"Writing With Fire" follows Khabar Lahariya at a time when the newsroom was transitioning from print to digital. The film is a moving and powerful document — it showcases parts of Khabar Lahariya’s work and highlights the courage and perseverance of the women journalists. 

I am glad the film raises issues related to local and grassroots journalism, but its presentation of Khabar Lahariya as an organization with a particular and consuming focus of reporting on one party and the mobilization around this, is inaccurate. 

We appreciate that an Oscar for "Writing With Fire" has brought Khabar Lahariya’s work as an independent, rural media organization into the international spotlight. 

Khabar Lahariya hopes the Oscar nomination award and attention translates into tangible opportunities and solidarities, safety for women grassroots journalists, and conversations around the politics of representation in newsrooms across the world run by people perceived as marginalized.  

What inspired you to create Khabar Lahariya?

Three reasons, which are still the foundation for Khabar Lahariya’s news and the team:

  • To produce content that’s local and independent: Local stories didn’t go beyond inaugurations, accidents and murders. We spent many years reading and critiquing these stories, and then in 2002, we decided to do something about it.
  • To bring a feminist voice into local media: A heated debate took place in one [editorial] meeting in the early days of Khabar Lahariya. This sparked a discussion on what does it mean to be feminist? It had to be deeper than just portraying women in a positive light. It had to be about looking at the use and abuse of power by people, institutions and systems. 
  • To establish women as journalists in small towns and villages: It was started to break a male bastion in the strongest possible manner. It was a collective that was committed to skilling and establishing women as reporters, editors, designers, photographers and doing everything that the [district magistrate] could never imagine.
Khabar Lahariya

How did your ICFJ fellowship have an impact on you as a journalist and your work?

The ICFJ TruthBuzz Fellowship helped me understand misinformation in the context of India. It provided me with the opportunity to meet experts addressing misinformation — fact-checkers, researchers, practitioners and technologists.

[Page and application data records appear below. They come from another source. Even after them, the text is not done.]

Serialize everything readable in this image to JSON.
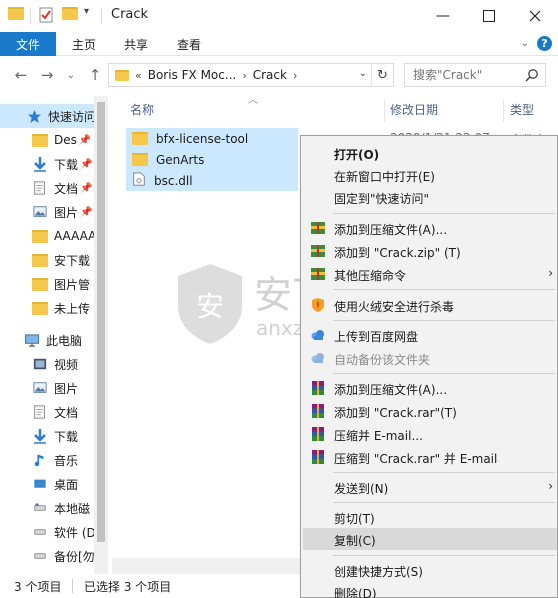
{
  "window": {
    "title": "Crack",
    "minimize_glyph": "—",
    "maximize_glyph": "☐",
    "close_glyph": "✕"
  },
  "ribbon": {
    "file_tab": "文件",
    "tabs": [
      "主页",
      "共享",
      "查看"
    ]
  },
  "address": {
    "overflow": "«",
    "crumbs": [
      "Boris FX Moc...",
      "Crack"
    ],
    "search_placeholder": "搜索\"Crack\""
  },
  "navpane": {
    "items": [
      {
        "label": "快速访问",
        "icon": "star-icon",
        "selected": true,
        "pinned": false
      },
      {
        "label": "Des",
        "icon": "folder-icon",
        "pinned": true
      },
      {
        "label": "下载",
        "icon": "download-icon",
        "pinned": true
      },
      {
        "label": "文档",
        "icon": "document-icon",
        "pinned": true
      },
      {
        "label": "图片",
        "icon": "picture-icon",
        "pinned": true
      },
      {
        "label": "AAAAA",
        "icon": "folder-icon",
        "pinned": false
      },
      {
        "label": "安下载",
        "icon": "folder-icon",
        "pinned": false
      },
      {
        "label": "图片管",
        "icon": "folder-icon",
        "pinned": false
      },
      {
        "label": "未上传",
        "icon": "folder-icon",
        "pinned": false
      },
      {
        "label": "此电脑",
        "icon": "computer-icon",
        "pinned": false
      },
      {
        "label": "视频",
        "icon": "video-icon",
        "pinned": false
      },
      {
        "label": "图片",
        "icon": "picture-icon",
        "pinned": false
      },
      {
        "label": "文档",
        "icon": "document-icon",
        "pinned": false
      },
      {
        "label": "下载",
        "icon": "download-icon",
        "pinned": false
      },
      {
        "label": "音乐",
        "icon": "music-icon",
        "pinned": false
      },
      {
        "label": "桌面",
        "icon": "desktop-icon",
        "pinned": false
      },
      {
        "label": "本地磁",
        "icon": "drive-icon",
        "pinned": false
      },
      {
        "label": "软件 (D",
        "icon": "drive-icon",
        "pinned": false
      },
      {
        "label": "备份[勿",
        "icon": "drive-icon",
        "pinned": false
      }
    ]
  },
  "filelist": {
    "columns": [
      "名称",
      "修改日期",
      "类型"
    ],
    "files": [
      {
        "name": "bfx-license-tool",
        "icon": "folder-icon",
        "date": "2020/1/21 22:07",
        "type": "文件夹"
      },
      {
        "name": "GenArts",
        "icon": "folder-icon"
      },
      {
        "name": "bsc.dll",
        "icon": "dll-file-icon"
      }
    ]
  },
  "watermark": {
    "text": "安下载",
    "domain": "anxz.com"
  },
  "statusbar": {
    "count": "3 个项目",
    "selected": "已选择 3 个项目"
  },
  "context_menu": {
    "items": [
      {
        "label": "打开(O)",
        "bold": true
      },
      {
        "label": "在新窗口中打开(E)"
      },
      {
        "label": "固定到\"快速访问\""
      },
      {
        "label": "添加到压缩文件(A)...",
        "icon": "compress-icon"
      },
      {
        "label": "添加到 \"Crack.zip\" (T)",
        "icon": "compress-icon"
      },
      {
        "label": "其他压缩命令",
        "icon": "compress-icon",
        "submenu": true
      },
      {
        "label": "使用火绒安全进行杀毒",
        "icon": "antivirus-shield-icon"
      },
      {
        "label": "上传到百度网盘",
        "icon": "cloud-upload-icon"
      },
      {
        "label": "自动备份该文件夹",
        "icon": "cloud-backup-icon",
        "disabled": true
      },
      {
        "label": "添加到压缩文件(A)...",
        "icon": "winrar-icon"
      },
      {
        "label": "添加到 \"Crack.rar\"(T)",
        "icon": "winrar-icon"
      },
      {
        "label": "压缩并 E-mail...",
        "icon": "winrar-icon"
      },
      {
        "label": "压缩到 \"Crack.rar\" 并 E-mail",
        "icon": "winrar-icon"
      },
      {
        "label": "发送到(N)",
        "submenu": true
      },
      {
        "label": "剪切(T)"
      },
      {
        "label": "复制(C)",
        "hover": true
      },
      {
        "label": "创建快捷方式(S)"
      },
      {
        "label": "删除(D)"
      }
    ]
  },
  "colors": {
    "accent": "#1979ca",
    "selection": "#cce8ff",
    "menu_bg": "#f2f2f2",
    "menu_hover": "#d9d9d9"
  }
}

Participating in conferences and events was also an enriching experience and all this helped me in designing creative programs to monitor and address misinformation around politics, health and other current issues. 

I have also been able to provide training inputs on fact-checking and verification to other journalists and students in India. Through my current work at Meedan, a global technology nonprofit, I am working with fact-checkers and civil society groups in different countries who are combating misinformation in a number of ways. 

Where does Khabar Lahariya stand today? Where do you hope it will be in the next 10 years?

Khabar Lahariya turns 20 this year! I am very proud of the journey we have made as an independent, local and feminist newsroom in India. It was the first newsroom that covered the everyday stories of everyday people in areas that are completely out of the spotlight of media attention. In Khabar Lahariya’s 20th year, the newsroom continues to be the country’s only women-run brand of ethical and independent rural news. 

Unbiased, bipartisan journalism has been a foundational value for Khabar Lahariya. Including diverse perspectives and political viewpoints has been a key reason behind our survival and growth as an independent media house. I hope the Khabar Lahariya team continues to strengthen the foundational values and adapt its work in the rapidly changing media ecosystem in the next decade and beyond. 

This article has been condensed and edited for clarity.

Photos courtesy of Khabar Lahariya.